[Stored records]
┌────────

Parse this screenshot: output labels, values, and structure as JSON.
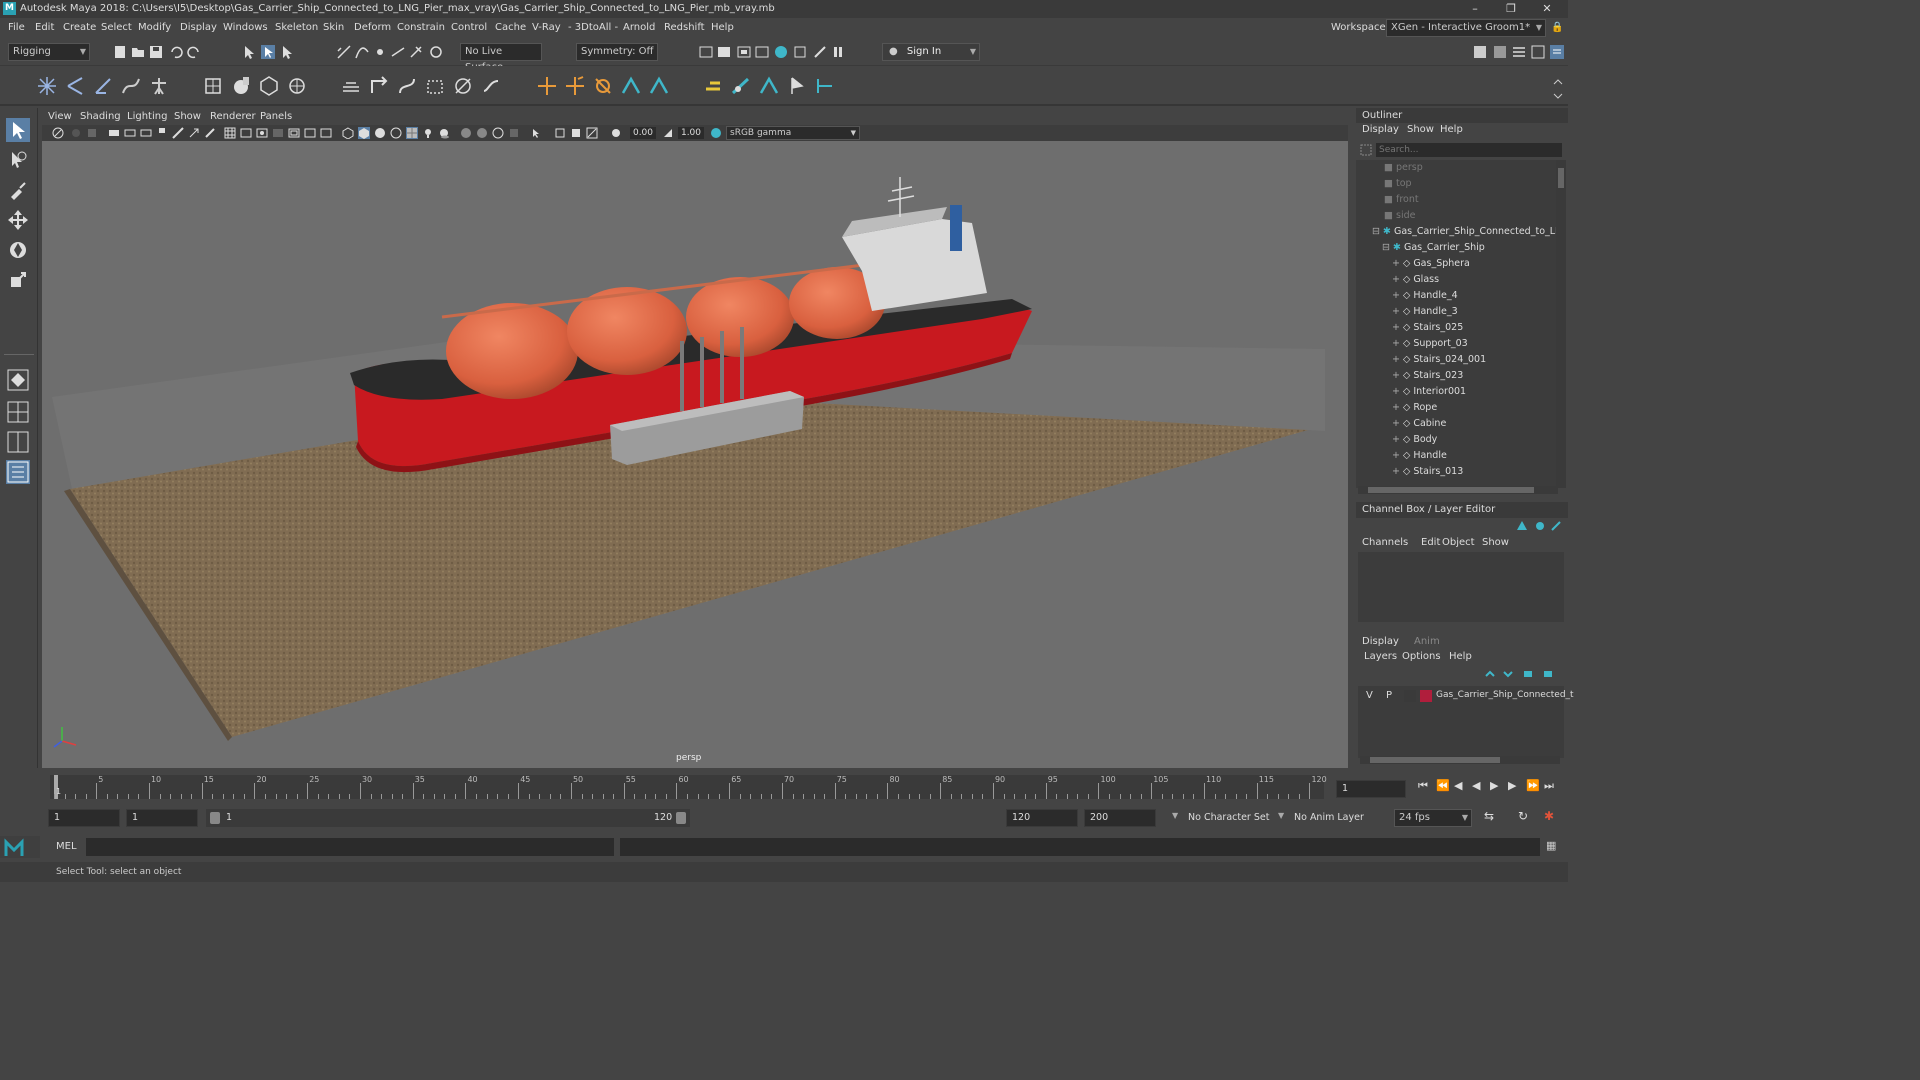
{
  "titlebar": {
    "title": "Autodesk Maya 2018: C:\\Users\\I5\\Desktop\\Gas_Carrier_Ship_Connected_to_LNG_Pier_max_vray\\Gas_Carrier_Ship_Connected_to_LNG_Pier_mb_vray.mb",
    "logo": "M"
  },
  "menubar": {
    "items": [
      "File",
      "Edit",
      "Create",
      "Select",
      "Modify",
      "Display",
      "Windows",
      "Skeleton",
      "Skin",
      "Deform",
      "Constrain",
      "Control",
      "Cache",
      "V-Ray",
      "- 3DtoAll -",
      "Arnold",
      "Redshift",
      "Help"
    ],
    "workspace_label": "Workspace :",
    "workspace_value": "XGen - Interactive Groom1*"
  },
  "shelf": {
    "mode": "Rigging",
    "live_surface": "No Live Surface",
    "symmetry": "Symmetry: Off",
    "sign_in": "Sign In"
  },
  "viewport": {
    "menus": [
      "View",
      "Shading",
      "Lighting",
      "Show",
      "Renderer",
      "Panels"
    ],
    "exposure": "0.00",
    "gamma": "1.00",
    "color_space": "sRGB gamma",
    "camera_label": "persp"
  },
  "outliner": {
    "title": "Outliner",
    "menus": [
      "Display",
      "Show",
      "Help"
    ],
    "search_placeholder": "Search...",
    "cameras": [
      "persp",
      "top",
      "front",
      "side"
    ],
    "root": "Gas_Carrier_Ship_Connected_to_LNG_",
    "group": "Gas_Carrier_Ship",
    "children": [
      "Gas_Sphera",
      "Glass",
      "Handle_4",
      "Handle_3",
      "Stairs_025",
      "Support_03",
      "Stairs_024_001",
      "Stairs_023",
      "Interior001",
      "Rope",
      "Cabine",
      "Body",
      "Handle",
      "Stairs_013"
    ]
  },
  "channelbox": {
    "title": "Channel Box / Layer Editor",
    "menus": [
      "Channels",
      "Edit",
      "Object",
      "Show"
    ]
  },
  "layereditor": {
    "tabs": [
      "Display",
      "Anim"
    ],
    "menus": [
      "Layers",
      "Options",
      "Help"
    ],
    "layer": {
      "v": "V",
      "p": "P",
      "name": "Gas_Carrier_Ship_Connected_t",
      "color": "#b01e3c"
    }
  },
  "timeline": {
    "ticks": [
      "5",
      "10",
      "15",
      "20",
      "25",
      "30",
      "35",
      "40",
      "45",
      "50",
      "55",
      "60",
      "65",
      "70",
      "75",
      "80",
      "85",
      "90",
      "95",
      "100",
      "105",
      "110",
      "115",
      "120"
    ],
    "start_marker": "1",
    "current_frame": "1"
  },
  "range": {
    "start": "1",
    "anim_start": "1",
    "slider_start": "1",
    "slider_end": "120",
    "end": "120",
    "anim_end": "200",
    "character_set": "No Character Set",
    "anim_layer": "No Anim Layer",
    "fps": "24 fps"
  },
  "command": {
    "label": "MEL"
  },
  "status": {
    "text": "Select Tool: select an object"
  }
}
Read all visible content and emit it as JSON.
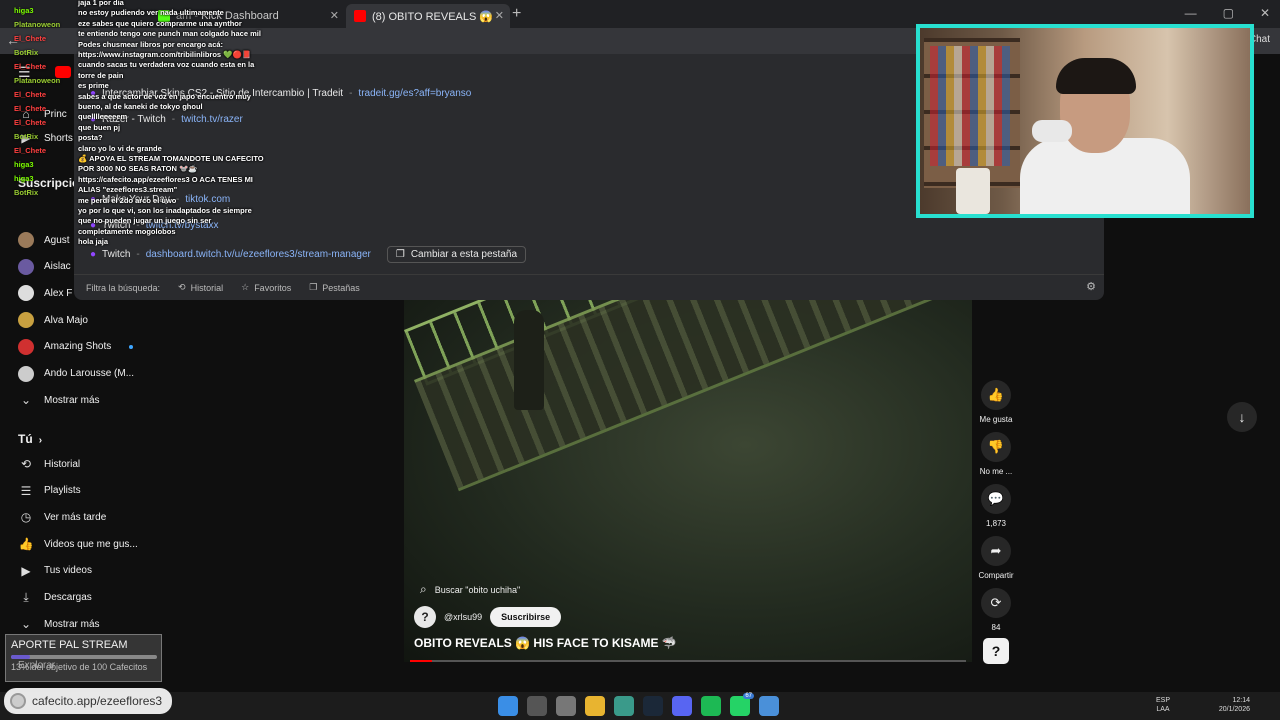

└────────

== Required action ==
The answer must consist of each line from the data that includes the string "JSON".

== Answer to this problem ==
Parse this screenshot: output labels, values, and structure as JSON.
Read all visible content and emit it as JSON.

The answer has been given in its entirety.